Activity: A faithful copy of the whole listing is required.

━━━━━━━━━━━━━━━━━━━━

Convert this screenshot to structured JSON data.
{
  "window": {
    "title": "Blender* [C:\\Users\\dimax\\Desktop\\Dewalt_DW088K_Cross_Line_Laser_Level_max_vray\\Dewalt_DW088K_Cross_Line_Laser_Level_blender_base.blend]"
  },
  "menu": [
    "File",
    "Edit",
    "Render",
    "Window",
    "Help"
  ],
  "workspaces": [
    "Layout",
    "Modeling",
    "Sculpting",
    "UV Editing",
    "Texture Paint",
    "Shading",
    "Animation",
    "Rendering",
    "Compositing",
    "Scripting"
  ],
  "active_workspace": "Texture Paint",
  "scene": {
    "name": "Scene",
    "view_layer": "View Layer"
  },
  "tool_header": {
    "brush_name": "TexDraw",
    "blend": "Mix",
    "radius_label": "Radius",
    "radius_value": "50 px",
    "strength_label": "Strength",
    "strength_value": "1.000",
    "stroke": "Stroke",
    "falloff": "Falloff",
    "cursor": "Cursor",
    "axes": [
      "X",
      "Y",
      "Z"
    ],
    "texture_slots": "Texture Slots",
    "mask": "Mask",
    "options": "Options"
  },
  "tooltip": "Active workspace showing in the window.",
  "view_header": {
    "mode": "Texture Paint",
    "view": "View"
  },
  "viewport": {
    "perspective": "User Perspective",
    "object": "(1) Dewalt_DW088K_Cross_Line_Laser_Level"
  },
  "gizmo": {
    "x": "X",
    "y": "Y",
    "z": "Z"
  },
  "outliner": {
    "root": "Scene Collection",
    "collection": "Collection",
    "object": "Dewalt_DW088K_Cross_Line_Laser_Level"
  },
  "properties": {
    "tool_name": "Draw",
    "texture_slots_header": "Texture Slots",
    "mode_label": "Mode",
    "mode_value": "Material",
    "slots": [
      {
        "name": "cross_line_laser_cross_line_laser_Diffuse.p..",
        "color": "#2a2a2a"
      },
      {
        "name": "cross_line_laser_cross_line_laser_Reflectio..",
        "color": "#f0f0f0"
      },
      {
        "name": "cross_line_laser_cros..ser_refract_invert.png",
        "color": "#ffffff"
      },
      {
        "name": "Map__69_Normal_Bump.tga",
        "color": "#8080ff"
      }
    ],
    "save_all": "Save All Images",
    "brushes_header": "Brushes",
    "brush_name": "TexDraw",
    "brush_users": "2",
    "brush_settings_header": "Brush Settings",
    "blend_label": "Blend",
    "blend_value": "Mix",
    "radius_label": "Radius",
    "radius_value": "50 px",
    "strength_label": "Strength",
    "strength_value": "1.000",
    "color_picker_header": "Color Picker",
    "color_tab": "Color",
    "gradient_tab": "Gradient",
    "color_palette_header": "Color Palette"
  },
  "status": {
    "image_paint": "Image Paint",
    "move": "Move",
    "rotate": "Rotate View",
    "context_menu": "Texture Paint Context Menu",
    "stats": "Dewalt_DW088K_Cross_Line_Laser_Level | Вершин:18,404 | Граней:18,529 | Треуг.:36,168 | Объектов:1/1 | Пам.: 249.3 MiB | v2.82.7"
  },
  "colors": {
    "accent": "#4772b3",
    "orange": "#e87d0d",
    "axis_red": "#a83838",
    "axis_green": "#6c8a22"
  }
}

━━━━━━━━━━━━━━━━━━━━

Output below:
Convert this screenshot to structured JSON data.
{
  "window": {
    "title": "Blender* [C:\\Users\\dimax\\Desktop\\Dewalt_DW088K_Cross_Line_Laser_Level_max_vray\\Dewalt_DW088K_Cross_Line_Laser_Level_blender_base.blend]"
  },
  "menu": [
    "File",
    "Edit",
    "Render",
    "Window",
    "Help"
  ],
  "workspaces": [
    "Layout",
    "Modeling",
    "Sculpting",
    "UV Editing",
    "Texture Paint",
    "Shading",
    "Animation",
    "Rendering",
    "Compositing",
    "Scripting"
  ],
  "active_workspace": "Texture Paint",
  "scene": {
    "name": "Scene",
    "view_layer": "View Layer"
  },
  "tool_header": {
    "brush_name": "TexDraw",
    "blend": "Mix",
    "radius_label": "Radius",
    "radius_value": "50 px",
    "strength_label": "Strength",
    "strength_value": "1.000",
    "stroke": "Stroke",
    "falloff": "Falloff",
    "cursor": "Cursor",
    "axes": [
      "X",
      "Y",
      "Z"
    ],
    "texture_slots": "Texture Slots",
    "mask": "Mask",
    "options": "Options"
  },
  "tooltip": "Active workspace showing in the window.",
  "view_header": {
    "mode": "Texture Paint",
    "view": "View"
  },
  "viewport": {
    "perspective": "User Perspective",
    "object": "(1) Dewalt_DW088K_Cross_Line_Laser_Level"
  },
  "gizmo": {
    "x": "X",
    "y": "Y",
    "z": "Z"
  },
  "outliner": {
    "root": "Scene Collection",
    "collection": "Collection",
    "object": "Dewalt_DW088K_Cross_Line_Laser_Level"
  },
  "properties": {
    "tool_name": "Draw",
    "texture_slots_header": "Texture Slots",
    "mode_label": "Mode",
    "mode_value": "Material",
    "slots": [
      {
        "name": "cross_line_laser_cross_line_laser_Diffuse.p..",
        "color": "#2a2a2a"
      },
      {
        "name": "cross_line_laser_cross_line_laser_Reflectio..",
        "color": "#f0f0f0"
      },
      {
        "name": "cross_line_laser_cros..ser_refract_invert.png",
        "color": "#ffffff"
      },
      {
        "name": "Map__69_Normal_Bump.tga",
        "color": "#8080ff"
      }
    ],
    "save_all": "Save All Images",
    "brushes_header": "Brushes",
    "brush_name": "TexDraw",
    "brush_users": "2",
    "brush_settings_header": "Brush Settings",
    "blend_label": "Blend",
    "blend_value": "Mix",
    "radius_label": "Radius",
    "radius_value": "50 px",
    "strength_label": "Strength",
    "strength_value": "1.000",
    "color_picker_header": "Color Picker",
    "color_tab": "Color",
    "gradient_tab": "Gradient",
    "color_palette_header": "Color Palette"
  },
  "status": {
    "image_paint": "Image Paint",
    "move": "Move",
    "rotate": "Rotate View",
    "context_menu": "Texture Paint Context Menu",
    "stats": "Dewalt_DW088K_Cross_Line_Laser_Level | Вершин:18,404 | Граней:18,529 | Треуг.:36,168 | Объектов:1/1 | Пам.: 249.3 MiB | v2.82.7"
  },
  "colors": {
    "accent": "#4772b3",
    "orange": "#e87d0d",
    "axis_red": "#a83838",
    "axis_green": "#6c8a22"
  }
}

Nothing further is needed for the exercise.